by Gjermund E Jansen
Sat Feb 4th, 2006 at 11:09:20 PM EST
The cartoon controversy took a rather nasty turn today when a demonstration in the Syrian capital Damascus, was hijacked by a violent mob. It all started when the mob broke a rather meagre police barrier and turned on the Danish and Norwegian embassies putting them ablaze.
embassy in Damascus
Thousands of Syrian demonstrators stormed the Danish and Norwegian embassies in Damascus today, setting fire to both buildings in protest against caricatures of Islam's prophet.
Police fired tear gas and water cannons to disperse demonstrators who had moved on to the Norwegian embassy after setting fire to the Danish embassy, about six kilometres (four miles) away. But the protesters broke through police barriers and set fire to the building, shouting "Allahu Akbar"
A Norwegian news agency quoted an unnamed embassy employee as saying no Norwegians were inside the building at the time.
Protesters then moved toward the French embassy, some nine kilometres (six miles) away.
"With our blood and souls we defend you, O Prophet of God," they chanted.
(.....)Muslims in Europe have reacted less passionately than their counterparts in the Mideast and Southeast Asia,(.....) Meanwhile in Gaza and the West Bank a leader of the Islamic militant Hamas group, which recently swept Palestinian parliamentary elections, told an Italian newspaper on Saturday that the cartoons were an "unforgivable insult" that should be punished by death.
"We should have killed all those who offend the Prophet and instead here we are, protesting peacefully," Mahmoud Zahar, a top leader of the militant Islamic group that won the January 25 Palestinian elections, told Italian daily Il Giornale.
"We should have killed them, we should have required just punishment for those who respect neither religion nor its holiest symbols," Zahar was quoted as saying.
The Norwegian Foreign
Minister Jonas Gahr Støre
Both the Norwegian and the Danish governments condemned Syria, Saturday, for failing to uphold its obligations by international law and in an interview with the Norwegian newspaper Verdens Gang (VG), the Norwegian Ambassador to Syria said that when the cartoons were re-published in newspapers all over Europe on Friday, he had expressed his concerns over the matter of the embassy security to Syrian authorities, but seemingly to no avail.
The Norwegian foreign minister Jonas Gahr Støre said in a press conference this evening that he had called his Syrian colleague Farouq al-Shara in Damascus and expressed the seriousness of the situation and added his great dissatisfaction with the performance of the Syrian security forces in protecting the Norwegian embassy. The Syrian foreign minister replied by apologizing the violation of Norwegian sovereignty and promised to find the perpetrators and bring them to justice.
The Syrian Foreign"Our preliminary reports indicates that both the buildings housing the Danish and the Norwegian embassies were set ablaze and burned to the ground",
Minister Farouq al-Shara

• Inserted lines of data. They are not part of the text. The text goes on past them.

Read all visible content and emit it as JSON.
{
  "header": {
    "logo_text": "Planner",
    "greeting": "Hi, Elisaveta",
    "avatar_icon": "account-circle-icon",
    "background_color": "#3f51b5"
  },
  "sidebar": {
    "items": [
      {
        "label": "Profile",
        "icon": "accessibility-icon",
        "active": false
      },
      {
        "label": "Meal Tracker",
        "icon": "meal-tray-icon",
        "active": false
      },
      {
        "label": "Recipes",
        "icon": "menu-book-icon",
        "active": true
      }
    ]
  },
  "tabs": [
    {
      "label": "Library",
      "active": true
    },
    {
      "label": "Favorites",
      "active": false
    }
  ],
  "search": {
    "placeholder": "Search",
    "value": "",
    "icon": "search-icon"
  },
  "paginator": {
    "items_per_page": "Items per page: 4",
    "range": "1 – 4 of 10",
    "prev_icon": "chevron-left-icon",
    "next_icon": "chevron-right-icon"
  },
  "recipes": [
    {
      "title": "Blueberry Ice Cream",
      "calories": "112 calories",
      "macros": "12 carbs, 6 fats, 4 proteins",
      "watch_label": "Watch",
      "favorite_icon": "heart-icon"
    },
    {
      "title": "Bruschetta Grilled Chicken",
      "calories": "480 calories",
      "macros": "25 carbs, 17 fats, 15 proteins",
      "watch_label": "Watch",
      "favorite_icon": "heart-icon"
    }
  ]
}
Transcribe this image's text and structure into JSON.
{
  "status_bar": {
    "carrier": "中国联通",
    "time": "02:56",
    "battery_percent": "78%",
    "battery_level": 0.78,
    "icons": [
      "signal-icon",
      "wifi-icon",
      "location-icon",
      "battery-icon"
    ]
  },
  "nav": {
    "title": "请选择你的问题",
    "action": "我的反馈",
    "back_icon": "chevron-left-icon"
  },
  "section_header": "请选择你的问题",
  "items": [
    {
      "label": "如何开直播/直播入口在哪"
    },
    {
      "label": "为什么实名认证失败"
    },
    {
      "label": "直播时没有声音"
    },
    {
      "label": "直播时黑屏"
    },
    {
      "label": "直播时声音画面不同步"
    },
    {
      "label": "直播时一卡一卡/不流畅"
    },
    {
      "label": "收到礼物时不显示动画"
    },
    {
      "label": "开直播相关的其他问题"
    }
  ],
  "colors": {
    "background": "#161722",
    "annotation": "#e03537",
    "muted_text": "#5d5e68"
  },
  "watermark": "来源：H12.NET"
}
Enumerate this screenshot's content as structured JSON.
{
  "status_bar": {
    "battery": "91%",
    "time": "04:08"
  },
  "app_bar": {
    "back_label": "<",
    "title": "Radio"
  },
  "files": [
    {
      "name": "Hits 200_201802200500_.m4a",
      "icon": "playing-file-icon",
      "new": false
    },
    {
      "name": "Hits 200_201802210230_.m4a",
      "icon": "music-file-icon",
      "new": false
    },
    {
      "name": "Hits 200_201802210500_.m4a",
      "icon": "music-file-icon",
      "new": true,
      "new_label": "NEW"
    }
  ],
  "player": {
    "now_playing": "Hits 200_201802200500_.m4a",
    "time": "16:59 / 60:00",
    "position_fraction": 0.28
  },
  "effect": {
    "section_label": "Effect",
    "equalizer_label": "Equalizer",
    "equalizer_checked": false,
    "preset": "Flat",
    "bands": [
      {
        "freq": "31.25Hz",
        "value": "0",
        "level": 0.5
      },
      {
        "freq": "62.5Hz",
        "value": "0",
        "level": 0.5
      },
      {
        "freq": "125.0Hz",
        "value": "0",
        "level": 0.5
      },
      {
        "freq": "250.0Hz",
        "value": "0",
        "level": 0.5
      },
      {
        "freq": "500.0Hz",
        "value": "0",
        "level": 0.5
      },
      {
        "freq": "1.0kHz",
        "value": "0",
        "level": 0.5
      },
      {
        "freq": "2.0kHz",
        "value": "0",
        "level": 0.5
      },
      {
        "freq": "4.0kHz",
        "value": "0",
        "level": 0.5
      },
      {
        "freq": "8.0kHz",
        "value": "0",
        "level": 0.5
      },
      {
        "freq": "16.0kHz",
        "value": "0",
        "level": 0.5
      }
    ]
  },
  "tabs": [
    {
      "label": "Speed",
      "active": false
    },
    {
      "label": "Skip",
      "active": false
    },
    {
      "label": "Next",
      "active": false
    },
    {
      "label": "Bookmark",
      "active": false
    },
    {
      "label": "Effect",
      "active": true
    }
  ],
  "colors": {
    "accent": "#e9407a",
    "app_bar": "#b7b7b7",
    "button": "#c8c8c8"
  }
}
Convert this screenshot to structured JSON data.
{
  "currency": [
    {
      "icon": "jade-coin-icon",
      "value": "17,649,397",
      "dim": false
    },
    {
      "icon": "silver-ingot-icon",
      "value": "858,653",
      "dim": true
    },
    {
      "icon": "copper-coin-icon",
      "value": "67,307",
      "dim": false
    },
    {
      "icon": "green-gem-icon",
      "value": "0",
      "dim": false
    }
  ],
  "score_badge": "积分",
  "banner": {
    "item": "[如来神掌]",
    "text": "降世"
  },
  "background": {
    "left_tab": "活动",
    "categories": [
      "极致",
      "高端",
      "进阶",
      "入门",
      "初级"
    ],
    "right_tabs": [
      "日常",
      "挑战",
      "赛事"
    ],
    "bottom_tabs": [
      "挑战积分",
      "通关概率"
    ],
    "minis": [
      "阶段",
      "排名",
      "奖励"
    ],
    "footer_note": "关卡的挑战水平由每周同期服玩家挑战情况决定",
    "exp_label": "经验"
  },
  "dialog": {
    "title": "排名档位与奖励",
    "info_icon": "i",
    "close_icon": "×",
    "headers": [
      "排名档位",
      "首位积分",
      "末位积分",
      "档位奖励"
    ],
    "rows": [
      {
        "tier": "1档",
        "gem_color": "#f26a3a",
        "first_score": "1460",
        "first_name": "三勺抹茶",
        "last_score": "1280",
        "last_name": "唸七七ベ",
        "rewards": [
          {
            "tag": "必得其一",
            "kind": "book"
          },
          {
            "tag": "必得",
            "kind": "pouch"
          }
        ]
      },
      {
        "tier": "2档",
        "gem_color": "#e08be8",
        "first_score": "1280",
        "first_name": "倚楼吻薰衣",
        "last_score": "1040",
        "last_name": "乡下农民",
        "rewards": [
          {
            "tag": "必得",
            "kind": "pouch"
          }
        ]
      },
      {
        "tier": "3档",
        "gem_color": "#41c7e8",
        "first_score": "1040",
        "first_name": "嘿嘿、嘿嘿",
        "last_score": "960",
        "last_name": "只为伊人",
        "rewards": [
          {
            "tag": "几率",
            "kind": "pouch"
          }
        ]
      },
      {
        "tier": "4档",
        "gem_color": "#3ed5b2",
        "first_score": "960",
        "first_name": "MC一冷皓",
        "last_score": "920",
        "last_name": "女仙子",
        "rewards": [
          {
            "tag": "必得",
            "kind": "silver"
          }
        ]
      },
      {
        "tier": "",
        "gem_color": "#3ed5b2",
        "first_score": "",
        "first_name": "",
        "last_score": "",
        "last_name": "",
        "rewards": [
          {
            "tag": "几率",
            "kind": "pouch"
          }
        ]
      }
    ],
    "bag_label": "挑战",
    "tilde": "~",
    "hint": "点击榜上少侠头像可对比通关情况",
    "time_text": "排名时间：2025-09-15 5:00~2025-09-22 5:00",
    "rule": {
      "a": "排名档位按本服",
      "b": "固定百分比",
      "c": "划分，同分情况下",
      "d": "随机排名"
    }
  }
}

the foreign minister said, when asked about the conditions on the ground, but added that no embassy personnel were in the buildings at the time of the fire due to notifications of the demonstrations in advance. At the same time he expressed a great surprise over how the incident unfolded.
What seemed to be a peaceful demonstration was allowed to escalate into rampant vandalism by the torching of the Danish embassy, then the mob moved on towards the Norwegian embassy, covering a distance of about six kilometres (four miles) seemingly unhindered, and continued their rampage by torching this embassy too.
It has to be said though that the Syrian police managed to surround the building housing the embassy, but somehow the mob passed the barriers and managed to get into the building and do their ill deeds before the police were able to stop them.
What is puzzling by this whole affair though, is how a mob of this magnitude, in a security state like Syria, was allowed to move unhindered towards their second target a good six kilometres (4 miles) away, after torching the Danish embassy.
On Sunday, a demonstrations in Beirut of more than 15000 participants, against the publishing of the Muhammed cartoons by the Danish newspaper Jyllandsposten, turned violent and lead to the torching of another Scandinavian diplomatic mission, this time the Danish general consulate. The mob then turned their eyes on the Christian neighbourhood. The Lebanese authorities reported that many of the activists arrested by the police were foreigners, more specific, Syrians bussed into Lebanon from neighbouring Syrian towns and Palestinians residing in the country.
This article is also available at Bitsofnews.com.